▶ _Task details_: Would you retype the listing word for word, skipping its pictures?
════════════════
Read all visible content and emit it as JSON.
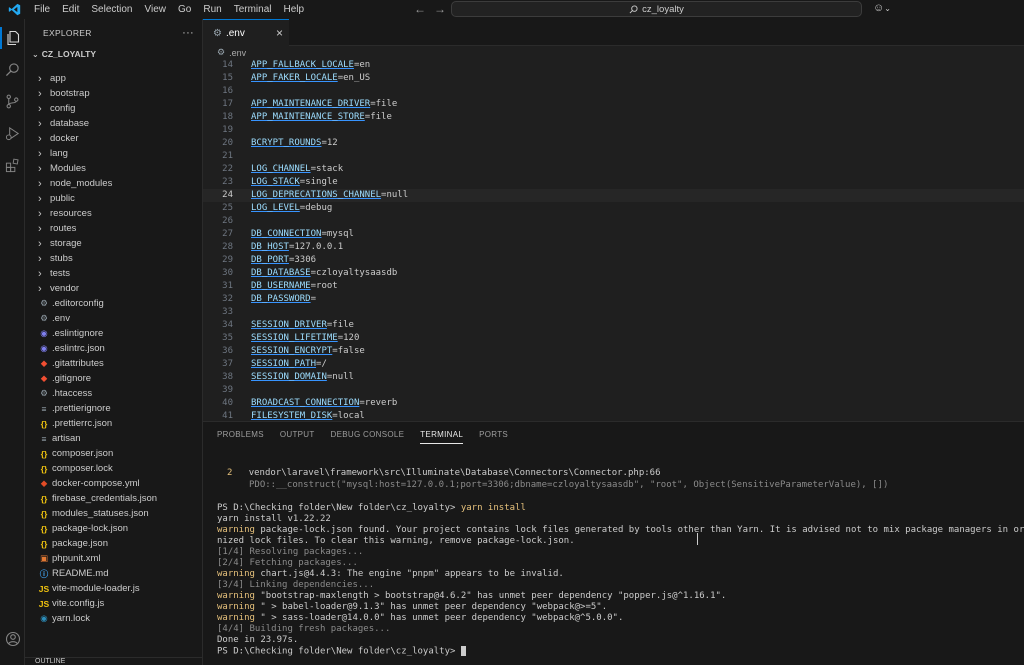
{
  "titlebar": {
    "menu": [
      "File",
      "Edit",
      "Selection",
      "View",
      "Go",
      "Run",
      "Terminal",
      "Help"
    ],
    "search": "cz_loyalty",
    "icons": [
      "vscode-logo-icon",
      "arrow-left-icon",
      "arrow-right-icon",
      "search-icon",
      "copilot-icon",
      "chevron-down-icon"
    ]
  },
  "sidebar": {
    "title": "EXPLORER",
    "more": "···",
    "root": "CZ_LOYALTY",
    "items": [
      {
        "label": "app",
        "type": "folder"
      },
      {
        "label": "bootstrap",
        "type": "folder"
      },
      {
        "label": "config",
        "type": "folder"
      },
      {
        "label": "database",
        "type": "folder"
      },
      {
        "label": "docker",
        "type": "folder"
      },
      {
        "label": "lang",
        "type": "folder"
      },
      {
        "label": "Modules",
        "type": "folder"
      },
      {
        "label": "node_modules",
        "type": "folder"
      },
      {
        "label": "public",
        "type": "folder"
      },
      {
        "label": "resources",
        "type": "folder"
      },
      {
        "label": "routes",
        "type": "folder"
      },
      {
        "label": "storage",
        "type": "folder"
      },
      {
        "label": "stubs",
        "type": "folder"
      },
      {
        "label": "tests",
        "type": "folder"
      },
      {
        "label": "vendor",
        "type": "folder"
      },
      {
        "label": ".editorconfig",
        "type": "gear"
      },
      {
        "label": ".env",
        "type": "gear"
      },
      {
        "label": ".eslintignore",
        "type": "eslint"
      },
      {
        "label": ".eslintrc.json",
        "type": "eslint"
      },
      {
        "label": ".gitattributes",
        "type": "git"
      },
      {
        "label": ".gitignore",
        "type": "git"
      },
      {
        "label": ".htaccess",
        "type": "gear"
      },
      {
        "label": ".prettierignore",
        "type": "lines"
      },
      {
        "label": ".prettierrc.json",
        "type": "json"
      },
      {
        "label": "artisan",
        "type": "lines"
      },
      {
        "label": "composer.json",
        "type": "json"
      },
      {
        "label": "composer.lock",
        "type": "json"
      },
      {
        "label": "docker-compose.yml",
        "type": "yml"
      },
      {
        "label": "firebase_credentials.json",
        "type": "json"
      },
      {
        "label": "modules_statuses.json",
        "type": "json"
      },
      {
        "label": "package-lock.json",
        "type": "json"
      },
      {
        "label": "package.json",
        "type": "json"
      },
      {
        "label": "phpunit.xml",
        "type": "xml"
      },
      {
        "label": "README.md",
        "type": "info"
      },
      {
        "label": "vite-module-loader.js",
        "type": "js"
      },
      {
        "label": "vite.config.js",
        "type": "js"
      },
      {
        "label": "yarn.lock",
        "type": "yarn"
      }
    ],
    "outline": "OUTLINE"
  },
  "editor": {
    "tab_label": ".env",
    "breadcrumb": ".env",
    "current_line": 24,
    "lines": [
      {
        "n": "14",
        "k": "APP_FALLBACK_LOCALE",
        "v": "=en"
      },
      {
        "n": "15",
        "k": "APP_FAKER_LOCALE",
        "v": "=en_US"
      },
      {
        "n": "16",
        "k": "",
        "v": ""
      },
      {
        "n": "17",
        "k": "APP_MAINTENANCE_DRIVER",
        "v": "=file"
      },
      {
        "n": "18",
        "k": "APP_MAINTENANCE_STORE",
        "v": "=file"
      },
      {
        "n": "19",
        "k": "",
        "v": ""
      },
      {
        "n": "20",
        "k": "BCRYPT_ROUNDS",
        "v": "=12"
      },
      {
        "n": "21",
        "k": "",
        "v": ""
      },
      {
        "n": "22",
        "k": "LOG_CHANNEL",
        "v": "=stack"
      },
      {
        "n": "23",
        "k": "LOG_STACK",
        "v": "=single"
      },
      {
        "n": "24",
        "k": "LOG_DEPRECATIONS_CHANNEL",
        "v": "=null"
      },
      {
        "n": "25",
        "k": "LOG_LEVEL",
        "v": "=debug"
      },
      {
        "n": "26",
        "k": "",
        "v": ""
      },
      {
        "n": "27",
        "k": "DB_CONNECTION",
        "v": "=mysql"
      },
      {
        "n": "28",
        "k": "DB_HOST",
        "v": "=127.0.0.1"
      },
      {
        "n": "29",
        "k": "DB_PORT",
        "v": "=3306"
      },
      {
        "n": "30",
        "k": "DB_DATABASE",
        "v": "=czloyaltysaasdb"
      },
      {
        "n": "31",
        "k": "DB_USERNAME",
        "v": "=root"
      },
      {
        "n": "32",
        "k": "DB_PASSWORD",
        "v": "="
      },
      {
        "n": "33",
        "k": "",
        "v": ""
      },
      {
        "n": "34",
        "k": "SESSION_DRIVER",
        "v": "=file"
      },
      {
        "n": "35",
        "k": "SESSION_LIFETIME",
        "v": "=120"
      },
      {
        "n": "36",
        "k": "SESSION_ENCRYPT",
        "v": "=false"
      },
      {
        "n": "37",
        "k": "SESSION_PATH",
        "v": "=/"
      },
      {
        "n": "38",
        "k": "SESSION_DOMAIN",
        "v": "=null"
      },
      {
        "n": "39",
        "k": "",
        "v": ""
      },
      {
        "n": "40",
        "k": "BROADCAST_CONNECTION",
        "v": "=reverb"
      },
      {
        "n": "41",
        "k": "FILESYSTEM_DISK",
        "v": "=local"
      }
    ]
  },
  "panel": {
    "tabs": [
      "PROBLEMS",
      "OUTPUT",
      "DEBUG CONSOLE",
      "TERMINAL",
      "PORTS"
    ],
    "active_tab": "TERMINAL",
    "terminal": {
      "trace_num": "2",
      "trace_path": "vendor\\laravel\\framework\\src\\Illuminate\\Database\\Connectors\\Connector.php:66",
      "trace_call": "PDO::__construct(\"mysql:host=127.0.0.1;port=3306;dbname=czloyaltysaasdb\", \"root\", Object(SensitiveParameterValue), [])",
      "prompt1": "PS D:\\Checking folder\\New folder\\cz_loyalty> ",
      "cmd": "yarn install",
      "yarn_version": "yarn install v1.22.22",
      "warning": "warning",
      "warn1": " package-lock.json found. Your project contains lock files generated by tools other than Yarn. It is advised not to mix package managers in order to avoid resolut",
      "warn1b": "nized lock files. To clear this warning, remove package-lock.json.",
      "step1": "[1/4] Resolving packages...",
      "step2": "[2/4] Fetching packages...",
      "warn2": " chart.js@4.4.3: The engine \"pnpm\" appears to be invalid.",
      "step3": "[3/4] Linking dependencies...",
      "warn3": " \"bootstrap-maxlength > bootstrap@4.6.2\" has unmet peer dependency \"popper.js@^1.16.1\".",
      "warn4": " \" > babel-loader@9.1.3\" has unmet peer dependency \"webpack@>=5\".",
      "warn5": " \" > sass-loader@14.0.0\" has unmet peer dependency \"webpack@^5.0.0\".",
      "step4": "[4/4] Building fresh packages...",
      "done": "Done in 23.97s.",
      "prompt2": "PS D:\\Checking folder\\New folder\\cz_loyalty> "
    }
  },
  "colors": {
    "accent": "#0078d4",
    "warning": "#e5c07b",
    "key": "#9cdcfe"
  }
}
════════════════
▶ _Result for this exercise_:
Read all visible content and emit it as JSON.
{
  "titlebar": {
    "menu": [
      "File",
      "Edit",
      "Selection",
      "View",
      "Go",
      "Run",
      "Terminal",
      "Help"
    ],
    "search": "cz_loyalty",
    "icons": [
      "vscode-logo-icon",
      "arrow-left-icon",
      "arrow-right-icon",
      "search-icon",
      "copilot-icon",
      "chevron-down-icon"
    ]
  },
  "sidebar": {
    "title": "EXPLORER",
    "more": "···",
    "root": "CZ_LOYALTY",
    "items": [
      {
        "label": "app",
        "type": "folder"
      },
      {
        "label": "bootstrap",
        "type": "folder"
      },
      {
        "label": "config",
        "type": "folder"
      },
      {
        "label": "database",
        "type": "folder"
      },
      {
        "label": "docker",
        "type": "folder"
      },
      {
        "label": "lang",
        "type": "folder"
      },
      {
        "label": "Modules",
        "type": "folder"
      },
      {
        "label": "node_modules",
        "type": "folder"
      },
      {
        "label": "public",
        "type": "folder"
      },
      {
        "label": "resources",
        "type": "folder"
      },
      {
        "label": "routes",
        "type": "folder"
      },
      {
        "label": "storage",
        "type": "folder"
      },
      {
        "label": "stubs",
        "type": "folder"
      },
      {
        "label": "tests",
        "type": "folder"
      },
      {
        "label": "vendor",
        "type": "folder"
      },
      {
        "label": ".editorconfig",
        "type": "gear"
      },
      {
        "label": ".env",
        "type": "gear"
      },
      {
        "label": ".eslintignore",
        "type": "eslint"
      },
      {
        "label": ".eslintrc.json",
        "type": "eslint"
      },
      {
        "label": ".gitattributes",
        "type": "git"
      },
      {
        "label": ".gitignore",
        "type": "git"
      },
      {
        "label": ".htaccess",
        "type": "gear"
      },
      {
        "label": ".prettierignore",
        "type": "lines"
      },
      {
        "label": ".prettierrc.json",
        "type": "json"
      },
      {
        "label": "artisan",
        "type": "lines"
      },
      {
        "label": "composer.json",
        "type": "json"
      },
      {
        "label": "composer.lock",
        "type": "json"
      },
      {
        "label": "docker-compose.yml",
        "type": "yml"
      },
      {
        "label": "firebase_credentials.json",
        "type": "json"
      },
      {
        "label": "modules_statuses.json",
        "type": "json"
      },
      {
        "label": "package-lock.json",
        "type": "json"
      },
      {
        "label": "package.json",
        "type": "json"
      },
      {
        "label": "phpunit.xml",
        "type": "xml"
      },
      {
        "label": "README.md",
        "type": "info"
      },
      {
        "label": "vite-module-loader.js",
        "type": "js"
      },
      {
        "label": "vite.config.js",
        "type": "js"
      },
      {
        "label": "yarn.lock",
        "type": "yarn"
      }
    ],
    "outline": "OUTLINE"
  },
  "editor": {
    "tab_label": ".env",
    "breadcrumb": ".env",
    "current_line": 24,
    "lines": [
      {
        "n": "14",
        "k": "APP_FALLBACK_LOCALE",
        "v": "=en"
      },
      {
        "n": "15",
        "k": "APP_FAKER_LOCALE",
        "v": "=en_US"
      },
      {
        "n": "16",
        "k": "",
        "v": ""
      },
      {
        "n": "17",
        "k": "APP_MAINTENANCE_DRIVER",
        "v": "=file"
      },
      {
        "n": "18",
        "k": "APP_MAINTENANCE_STORE",
        "v": "=file"
      },
      {
        "n": "19",
        "k": "",
        "v": ""
      },
      {
        "n": "20",
        "k": "BCRYPT_ROUNDS",
        "v": "=12"
      },
      {
        "n": "21",
        "k": "",
        "v": ""
      },
      {
        "n": "22",
        "k": "LOG_CHANNEL",
        "v": "=stack"
      },
      {
        "n": "23",
        "k": "LOG_STACK",
        "v": "=single"
      },
      {
        "n": "24",
        "k": "LOG_DEPRECATIONS_CHANNEL",
        "v": "=null"
      },
      {
        "n": "25",
        "k": "LOG_LEVEL",
        "v": "=debug"
      },
      {
        "n": "26",
        "k": "",
        "v": ""
      },
      {
        "n": "27",
        "k": "DB_CONNECTION",
        "v": "=mysql"
      },
      {
        "n": "28",
        "k": "DB_HOST",
        "v": "=127.0.0.1"
      },
      {
        "n": "29",
        "k": "DB_PORT",
        "v": "=3306"
      },
      {
        "n": "30",
        "k": "DB_DATABASE",
        "v": "=czloyaltysaasdb"
      },
      {
        "n": "31",
        "k": "DB_USERNAME",
        "v": "=root"
      },
      {
        "n": "32",
        "k": "DB_PASSWORD",
        "v": "="
      },
      {
        "n": "33",
        "k": "",
        "v": ""
      },
      {
        "n": "34",
        "k": "SESSION_DRIVER",
        "v": "=file"
      },
      {
        "n": "35",
        "k": "SESSION_LIFETIME",
        "v": "=120"
      },
      {
        "n": "36",
        "k": "SESSION_ENCRYPT",
        "v": "=false"
      },
      {
        "n": "37",
        "k": "SESSION_PATH",
        "v": "=/"
      },
      {
        "n": "38",
        "k": "SESSION_DOMAIN",
        "v": "=null"
      },
      {
        "n": "39",
        "k": "",
        "v": ""
      },
      {
        "n": "40",
        "k": "BROADCAST_CONNECTION",
        "v": "=reverb"
      },
      {
        "n": "41",
        "k": "FILESYSTEM_DISK",
        "v": "=local"
      }
    ]
  },
  "panel": {
    "tabs": [
      "PROBLEMS",
      "OUTPUT",
      "DEBUG CONSOLE",
      "TERMINAL",
      "PORTS"
    ],
    "active_tab": "TERMINAL",
    "terminal": {
      "trace_num": "2",
      "trace_path": "vendor\\laravel\\framework\\src\\Illuminate\\Database\\Connectors\\Connector.php:66",
      "trace_call": "PDO::__construct(\"mysql:host=127.0.0.1;port=3306;dbname=czloyaltysaasdb\", \"root\", Object(SensitiveParameterValue), [])",
      "prompt1": "PS D:\\Checking folder\\New folder\\cz_loyalty> ",
      "cmd": "yarn install",
      "yarn_version": "yarn install v1.22.22",
      "warning": "warning",
      "warn1": " package-lock.json found. Your project contains lock files generated by tools other than Yarn. It is advised not to mix package managers in order to avoid resolut",
      "warn1b": "nized lock files. To clear this warning, remove package-lock.json.",
      "step1": "[1/4] Resolving packages...",
      "step2": "[2/4] Fetching packages...",
      "warn2": " chart.js@4.4.3: The engine \"pnpm\" appears to be invalid.",
      "step3": "[3/4] Linking dependencies...",
      "warn3": " \"bootstrap-maxlength > bootstrap@4.6.2\" has unmet peer dependency \"popper.js@^1.16.1\".",
      "warn4": " \" > babel-loader@9.1.3\" has unmet peer dependency \"webpack@>=5\".",
      "warn5": " \" > sass-loader@14.0.0\" has unmet peer dependency \"webpack@^5.0.0\".",
      "step4": "[4/4] Building fresh packages...",
      "done": "Done in 23.97s.",
      "prompt2": "PS D:\\Checking folder\\New folder\\cz_loyalty> "
    }
  },
  "colors": {
    "accent": "#0078d4",
    "warning": "#e5c07b",
    "key": "#9cdcfe"
  }
}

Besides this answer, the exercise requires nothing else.